There is a quality to the mitzvah of dwelling in a sukkah that is not found in most other mitzvos, in that the physical objects with which the mitzvah is performed — the s’chach (the sukkah covering) as well as the walls — become holy.1 In other words, not only are the s’chach (and Rabbinically, the walls as well) used for the purpose of a mitzvah, but they themselves become sacred during the festival of Sukkos.

With regard to the mitzvah of the “four kinds,” we find that there is a more striking relationship between the mitzvah and the physical objects with which the mitzvah is performed than is to be found regarding other mitzvos.

The physical objects with which various mitzvos are performed are more suited than other physical objects to becoming receptacles for G‑dliness. Thus, for example, the fact that wool is used for the commandment of tzitzis demonstrates that wool is intrinsically loftier than other physical objects with which mitzvos cannot be performed.2

The physical objects involved in the “four kinds,” however, not only possess this innate capacity to be used for a mitzvah, but also demonstrate this capacity.

Our Sages explain3 that the esrog, lulav, hadassim and aravos were specifically included in the “four kinds” because they each reflect unity. The branches of the lulav are all attached; the hadas has three leaves growing out of the same stem; aravos grow together in clusters.

And surely this quality applies to the esrog, which is found on the tree for an entire year — thereby uniting the disparate climates of spring, summer, winter and fall.

Most other worldly objects exist as distinct and separate entities unto themselves. The fact, then, that these “four kinds” share a connection to unity — and as such are indicative of Divine unity — points to the fact that within them is to be found a lessening of corporeality — a byproduct of their abnegation to holiness and G‑dliness.
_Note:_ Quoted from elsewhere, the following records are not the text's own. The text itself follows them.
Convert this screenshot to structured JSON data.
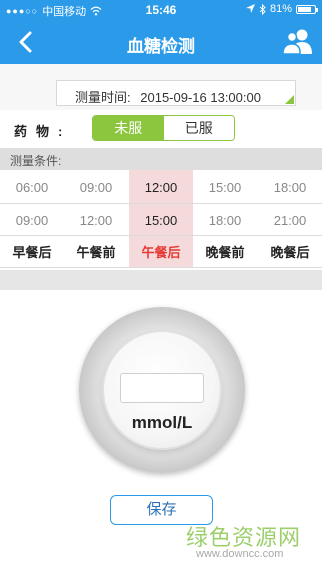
{
  "status_bar": {
    "carrier": "中国移动",
    "signal_dots": "●●●○○",
    "time": "15:46",
    "battery": "81%",
    "battery_level": 0.81
  },
  "nav": {
    "title": "血糖检测",
    "back_icon": "chevron-left-icon",
    "users_icon": "users-icon"
  },
  "measure_time": {
    "label": "测量时间:",
    "value": "2015-09-16  13:00:00"
  },
  "medicine": {
    "label": "药物:",
    "options": [
      "未服",
      "已服"
    ],
    "selected": "未服"
  },
  "conditions": {
    "header": "测量条件:",
    "columns": [
      {
        "t1": "06:00",
        "t2": "09:00",
        "name": "早餐后"
      },
      {
        "t1": "09:00",
        "t2": "12:00",
        "name": "午餐前"
      },
      {
        "t1": "12:00",
        "t2": "15:00",
        "name": "午餐后"
      },
      {
        "t1": "15:00",
        "t2": "18:00",
        "name": "晚餐前"
      },
      {
        "t1": "18:00",
        "t2": "21:00",
        "name": "晚餐后"
      }
    ],
    "selected_index": 2
  },
  "reading": {
    "value": "",
    "unit": "mmol/L"
  },
  "save_label": "保存",
  "watermark": {
    "text": "绿色资源网",
    "url": "www.downcc.com"
  },
  "colors": {
    "primary": "#2b9be9",
    "accent_green": "#8cc63f",
    "selected_red": "#e53935",
    "selected_bg": "#f4dada"
  }
}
Herein lies both the similarity and the disparity between the mitzvos of sukkah and the “four kinds”: Both mitzvos are alike in that they — more than other mitzvos — reveal the innate capacity of physical objects to be used in the performance of a mitzvah.

The difference, between them, however, lies in the fact that the sanctity inherent within the sukkah is directly related to the performance of the mitzvah, while the relationship of the “four kinds” to its commandment is seen in the inherent nature of these plants, which makes them uniquely suited for the performance of the mitzvah.
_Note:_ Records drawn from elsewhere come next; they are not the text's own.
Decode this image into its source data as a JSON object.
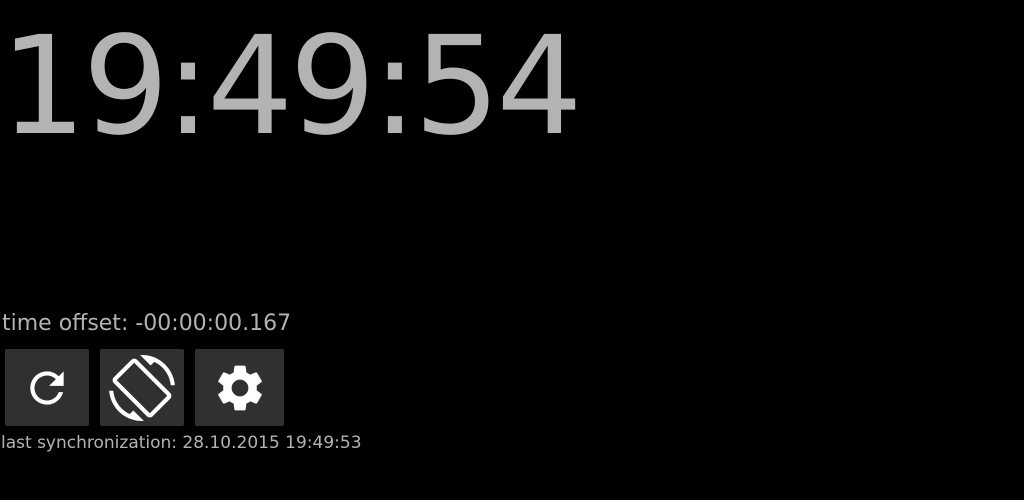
{
  "clock": {
    "time": "19:49:54"
  },
  "sync": {
    "offset_text": "time offset: -00:00:00.167",
    "last_sync_text": "last synchronization: 28.10.2015 19:49:53"
  },
  "toolbar": {
    "buttons": [
      {
        "icon": "refresh-icon"
      },
      {
        "icon": "screen-rotation-icon"
      },
      {
        "icon": "gear-icon"
      }
    ]
  },
  "colors": {
    "background": "#000000",
    "text": "#b3b3b3",
    "button_bg": "#303030",
    "icon": "#ffffff"
  }
}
There is yet another similarity and difference regarding these two mitzvos: A sukkah envelops the entire person (indeed, many people), thus pointing to a degree of sanctity that transcends differences.

The “four kinds” also reflect unity; not merely by their very nature, as explained above, but also by the fact that all these four kinds join together in order to bring about the actualization of one mitzvah.

But here, too, a difference exists between these two mitzvos: With regard to sukkah there is no disparity even at the outset, while the “four kinds” are indeed separate to begin with until they are united for the sake of the mitzvah.

Thus, the unity of the “four kinds” — bespeaking a unity that is such that even after the elements unite they remain distinct from one another — emphasizes how the world itself, whose very nature is divergence, becomes united with G‑dliness.

The transcendent unity of the sukkah, however, points to a level of G‑dliness where divergence and separation simply do not exist.

Based on Likkutei Sichos, Vol. XIX, pp. 356-359.